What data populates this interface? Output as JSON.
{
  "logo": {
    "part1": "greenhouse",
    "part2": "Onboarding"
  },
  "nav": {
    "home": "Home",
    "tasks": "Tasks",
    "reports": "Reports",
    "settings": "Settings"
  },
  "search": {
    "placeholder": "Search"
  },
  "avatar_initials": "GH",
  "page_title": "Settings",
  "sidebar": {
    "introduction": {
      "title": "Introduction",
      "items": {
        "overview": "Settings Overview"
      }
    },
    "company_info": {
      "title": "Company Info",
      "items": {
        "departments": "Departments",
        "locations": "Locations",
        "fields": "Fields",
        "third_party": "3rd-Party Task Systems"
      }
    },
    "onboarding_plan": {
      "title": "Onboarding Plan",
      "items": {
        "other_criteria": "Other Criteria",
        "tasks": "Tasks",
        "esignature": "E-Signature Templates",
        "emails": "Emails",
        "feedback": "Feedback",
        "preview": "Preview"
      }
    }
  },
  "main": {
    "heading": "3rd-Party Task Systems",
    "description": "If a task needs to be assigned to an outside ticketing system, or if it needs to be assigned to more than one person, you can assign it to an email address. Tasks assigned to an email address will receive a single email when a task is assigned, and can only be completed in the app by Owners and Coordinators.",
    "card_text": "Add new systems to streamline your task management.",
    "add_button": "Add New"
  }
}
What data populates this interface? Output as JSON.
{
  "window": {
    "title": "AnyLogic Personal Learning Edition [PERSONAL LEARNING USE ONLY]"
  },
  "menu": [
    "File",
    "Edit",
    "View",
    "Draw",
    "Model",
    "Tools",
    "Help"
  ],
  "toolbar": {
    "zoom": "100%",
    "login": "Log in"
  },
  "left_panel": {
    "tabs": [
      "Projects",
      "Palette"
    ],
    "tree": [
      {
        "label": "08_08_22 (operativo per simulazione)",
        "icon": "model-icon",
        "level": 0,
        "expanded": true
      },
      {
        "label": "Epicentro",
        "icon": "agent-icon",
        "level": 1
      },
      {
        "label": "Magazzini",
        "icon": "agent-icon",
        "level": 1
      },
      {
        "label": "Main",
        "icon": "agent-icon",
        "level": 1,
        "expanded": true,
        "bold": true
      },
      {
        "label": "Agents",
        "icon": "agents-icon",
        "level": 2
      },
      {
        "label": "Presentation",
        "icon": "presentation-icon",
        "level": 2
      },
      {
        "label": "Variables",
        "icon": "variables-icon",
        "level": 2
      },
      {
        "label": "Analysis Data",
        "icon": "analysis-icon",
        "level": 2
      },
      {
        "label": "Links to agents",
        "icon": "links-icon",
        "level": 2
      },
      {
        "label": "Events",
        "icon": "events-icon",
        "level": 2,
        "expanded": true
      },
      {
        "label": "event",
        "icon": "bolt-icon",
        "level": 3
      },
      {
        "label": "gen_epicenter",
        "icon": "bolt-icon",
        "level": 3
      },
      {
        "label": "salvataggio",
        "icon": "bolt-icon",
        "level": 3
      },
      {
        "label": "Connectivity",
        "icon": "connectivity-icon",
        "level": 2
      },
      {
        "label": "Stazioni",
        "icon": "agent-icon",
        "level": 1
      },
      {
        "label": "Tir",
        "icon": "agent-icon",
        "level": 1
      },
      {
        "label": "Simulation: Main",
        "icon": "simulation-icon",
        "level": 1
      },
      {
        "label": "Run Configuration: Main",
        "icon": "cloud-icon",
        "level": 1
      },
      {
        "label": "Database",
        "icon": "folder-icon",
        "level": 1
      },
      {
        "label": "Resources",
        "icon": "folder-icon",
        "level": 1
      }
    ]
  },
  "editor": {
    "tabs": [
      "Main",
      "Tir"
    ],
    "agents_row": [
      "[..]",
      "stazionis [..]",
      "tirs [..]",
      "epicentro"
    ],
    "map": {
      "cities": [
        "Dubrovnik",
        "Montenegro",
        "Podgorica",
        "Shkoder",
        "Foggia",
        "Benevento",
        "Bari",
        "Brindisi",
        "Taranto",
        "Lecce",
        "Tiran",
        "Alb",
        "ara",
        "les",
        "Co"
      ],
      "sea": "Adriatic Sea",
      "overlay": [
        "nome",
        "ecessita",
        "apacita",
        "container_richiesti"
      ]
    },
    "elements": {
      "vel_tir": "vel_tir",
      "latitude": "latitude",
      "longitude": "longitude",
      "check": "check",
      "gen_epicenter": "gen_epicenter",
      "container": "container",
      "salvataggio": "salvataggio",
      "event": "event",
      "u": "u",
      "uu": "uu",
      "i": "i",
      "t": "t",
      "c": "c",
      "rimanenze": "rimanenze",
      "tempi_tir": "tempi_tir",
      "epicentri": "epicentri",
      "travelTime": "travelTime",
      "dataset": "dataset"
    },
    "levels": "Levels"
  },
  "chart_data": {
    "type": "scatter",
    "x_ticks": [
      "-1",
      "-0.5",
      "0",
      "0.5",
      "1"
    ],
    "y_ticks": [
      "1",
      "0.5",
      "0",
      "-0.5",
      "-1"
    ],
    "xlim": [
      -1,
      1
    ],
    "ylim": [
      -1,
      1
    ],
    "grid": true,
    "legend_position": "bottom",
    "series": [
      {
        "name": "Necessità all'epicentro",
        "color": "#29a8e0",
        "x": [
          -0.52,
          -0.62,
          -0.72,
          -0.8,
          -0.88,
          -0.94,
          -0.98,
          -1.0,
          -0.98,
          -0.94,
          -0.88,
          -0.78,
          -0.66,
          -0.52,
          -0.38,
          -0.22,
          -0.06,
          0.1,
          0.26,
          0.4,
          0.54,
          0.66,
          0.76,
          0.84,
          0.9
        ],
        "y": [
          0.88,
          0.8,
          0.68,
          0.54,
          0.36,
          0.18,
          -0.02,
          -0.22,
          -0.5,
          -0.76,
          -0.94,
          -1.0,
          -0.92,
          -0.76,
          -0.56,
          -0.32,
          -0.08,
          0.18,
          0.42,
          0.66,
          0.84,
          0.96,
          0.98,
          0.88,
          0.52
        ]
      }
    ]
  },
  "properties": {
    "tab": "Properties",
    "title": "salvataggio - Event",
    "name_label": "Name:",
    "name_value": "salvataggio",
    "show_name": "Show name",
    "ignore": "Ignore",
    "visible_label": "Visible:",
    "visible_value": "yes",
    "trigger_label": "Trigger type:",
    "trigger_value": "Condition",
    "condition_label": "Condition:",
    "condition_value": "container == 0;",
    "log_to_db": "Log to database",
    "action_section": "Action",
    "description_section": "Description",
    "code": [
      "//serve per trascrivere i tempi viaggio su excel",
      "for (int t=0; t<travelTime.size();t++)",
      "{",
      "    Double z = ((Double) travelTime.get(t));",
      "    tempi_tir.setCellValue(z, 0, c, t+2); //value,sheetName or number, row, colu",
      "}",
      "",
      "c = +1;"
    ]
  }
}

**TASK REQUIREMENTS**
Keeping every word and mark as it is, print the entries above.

**SOLUTION TO THE EXERCISE**
What data populates this interface? Output as JSON.
{
  "logo": {
    "part1": "greenhouse",
    "part2": "Onboarding"
  },
  "nav": {
    "home": "Home",
    "tasks": "Tasks",
    "reports": "Reports",
    "settings": "Settings"
  },
  "search": {
    "placeholder": "Search"
  },
  "avatar_initials": "GH",
  "page_title": "Settings",
  "sidebar": {
    "introduction": {
      "title": "Introduction",
      "items": {
        "overview": "Settings Overview"
      }
    },
    "company_info": {
      "title": "Company Info",
      "items": {
        "departments": "Departments",
        "locations": "Locations",
        "fields": "Fields",
        "third_party": "3rd-Party Task Systems"
      }
    },
    "onboarding_plan": {
      "title": "Onboarding Plan",
      "items": {
        "other_criteria": "Other Criteria",
        "tasks": "Tasks",
        "esignature": "E-Signature Templates",
        "emails": "Emails",
        "feedback": "Feedback",
        "preview": "Preview"
      }
    }
  },
  "main": {
    "heading": "3rd-Party Task Systems",
    "description": "If a task needs to be assigned to an outside ticketing system, or if it needs to be assigned to more than one person, you can assign it to an email address. Tasks assigned to an email address will receive a single email when a task is assigned, and can only be completed in the app by Owners and Coordinators.",
    "card_text": "Add new systems to streamline your task management.",
    "add_button": "Add New"
  }
}
What data populates this interface? Output as JSON.
{
  "window": {
    "title": "AnyLogic Personal Learning Edition [PERSONAL LEARNING USE ONLY]"
  },
  "menu": [
    "File",
    "Edit",
    "View",
    "Draw",
    "Model",
    "Tools",
    "Help"
  ],
  "toolbar": {
    "zoom": "100%",
    "login": "Log in"
  },
  "left_panel": {
    "tabs": [
      "Projects",
      "Palette"
    ],
    "tree": [
      {
        "label": "08_08_22 (operativo per simulazione)",
        "icon": "model-icon",
        "level": 0,
        "expanded": true
      },
      {
        "label": "Epicentro",
        "icon": "agent-icon",
        "level": 1
      },
      {
        "label": "Magazzini",
        "icon": "agent-icon",
        "level": 1
      },
      {
        "label": "Main",
        "icon": "agent-icon",
        "level": 1,
        "expanded": true,
        "bold": true
      },
      {
        "label": "Agents",
        "icon": "agents-icon",
        "level": 2
      },
      {
        "label": "Presentation",
        "icon": "presentation-icon",
        "level": 2
      },
      {
        "label": "Variables",
        "icon": "variables-icon",
        "level": 2
      },
      {
        "label": "Analysis Data",
        "icon": "analysis-icon",
        "level": 2
      },
      {
        "label": "Links to agents",
        "icon": "links-icon",
        "level": 2
      },
      {
        "label": "Events",
        "icon": "events-icon",
        "level": 2,
        "expanded": true
      },
      {
        "label": "event",
        "icon": "bolt-icon",
        "level": 3
      },
      {
        "label": "gen_epicenter",
        "icon": "bolt-icon",
        "level": 3
      },
      {
        "label": "salvataggio",
        "icon": "bolt-icon",
        "level": 3
      },
      {
        "label": "Connectivity",
        "icon": "connectivity-icon",
        "level": 2
      },
      {
        "label": "Stazioni",
        "icon": "agent-icon",
        "level": 1
      },
      {
        "label": "Tir",
        "icon": "agent-icon",
        "level": 1
      },
      {
        "label": "Simulation: Main",
        "icon": "simulation-icon",
        "level": 1
      },
      {
        "label": "Run Configuration: Main",
        "icon": "cloud-icon",
        "level": 1
      },
      {
        "label": "Database",
        "icon": "folder-icon",
        "level": 1
      },
      {
        "label": "Resources",
        "icon": "folder-icon",
        "level": 1
      }
    ]
  },
  "editor": {
    "tabs": [
      "Main",
      "Tir"
    ],
    "agents_row": [
      "[..]",
      "stazionis [..]",
      "tirs [..]",
      "epicentro"
    ],
    "map": {
      "cities": [
        "Dubrovnik",
        "Montenegro",
        "Podgorica",
        "Shkoder",
        "Foggia",
        "Benevento",
        "Bari",
        "Brindisi",
        "Taranto",
        "Lecce",
        "Tiran",
        "Alb",
        "ara",
        "les",
        "Co"
      ],
      "sea": "Adriatic Sea",
      "overlay": [
        "nome",
        "ecessita",
        "apacita",
        "container_richiesti"
      ]
    },
    "elements": {
      "vel_tir": "vel_tir",
      "latitude": "latitude",
      "longitude": "longitude",
      "check": "check",
      "gen_epicenter": "gen_epicenter",
      "container": "container",
      "salvataggio": "salvataggio",
      "event": "event",
      "u": "u",
      "uu": "uu",
      "i": "i",
      "t": "t",
      "c": "c",
      "rimanenze": "rimanenze",
      "tempi_tir": "tempi_tir",
      "epicentri": "epicentri",
      "travelTime": "travelTime",
      "dataset": "dataset"
    },
    "levels": "Levels"
  },
  "chart_data": {
    "type": "scatter",
    "x_ticks": [
      "-1",
      "-0.5",
      "0",
      "0.5",
      "1"
    ],
    "y_ticks": [
      "1",
      "0.5",
      "0",
      "-0.5",
      "-1"
    ],
    "xlim": [
      -1,
      1
    ],
    "ylim": [
      -1,
      1
    ],
    "grid": true,
    "legend_position": "bottom",
    "series": [
      {
        "name": "Necessità all'epicentro",
        "color": "#29a8e0",
        "x": [
          -0.52,
          -0.62,
          -0.72,
          -0.8,
          -0.88,
          -0.94,
          -0.98,
          -1.0,
          -0.98,
          -0.94,
          -0.88,
          -0.78,
          -0.66,
          -0.52,
          -0.38,
          -0.22,
          -0.06,
          0.1,
          0.26,
          0.4,
          0.54,
          0.66,
          0.76,
          0.84,
          0.9
        ],
        "y": [
          0.88,
          0.8,
          0.68,
          0.54,
          0.36,
          0.18,
          -0.02,
          -0.22,
          -0.5,
          -0.76,
          -0.94,
          -1.0,
          -0.92,
          -0.76,
          -0.56,
          -0.32,
          -0.08,
          0.18,
          0.42,
          0.66,
          0.84,
          0.96,
          0.98,
          0.88,
          0.52
        ]
      }
    ]
  },
  "properties": {
    "tab": "Properties",
    "title": "salvataggio - Event",
    "name_label": "Name:",
    "name_value": "salvataggio",
    "show_name": "Show name",
    "ignore": "Ignore",
    "visible_label": "Visible:",
    "visible_value": "yes",
    "trigger_label": "Trigger type:",
    "trigger_value": "Condition",
    "condition_label": "Condition:",
    "condition_value": "container == 0;",
    "log_to_db": "Log to database",
    "action_section": "Action",
    "description_section": "Description",
    "code": [
      "//serve per trascrivere i tempi viaggio su excel",
      "for (int t=0; t<travelTime.size();t++)",
      "{",
      "    Double z = ((Double) travelTime.get(t));",
      "    tempi_tir.setCellValue(z, 0, c, t+2); //value,sheetName or number, row, colu",
      "}",
      "",
      "c = +1;"
    ]
  }
}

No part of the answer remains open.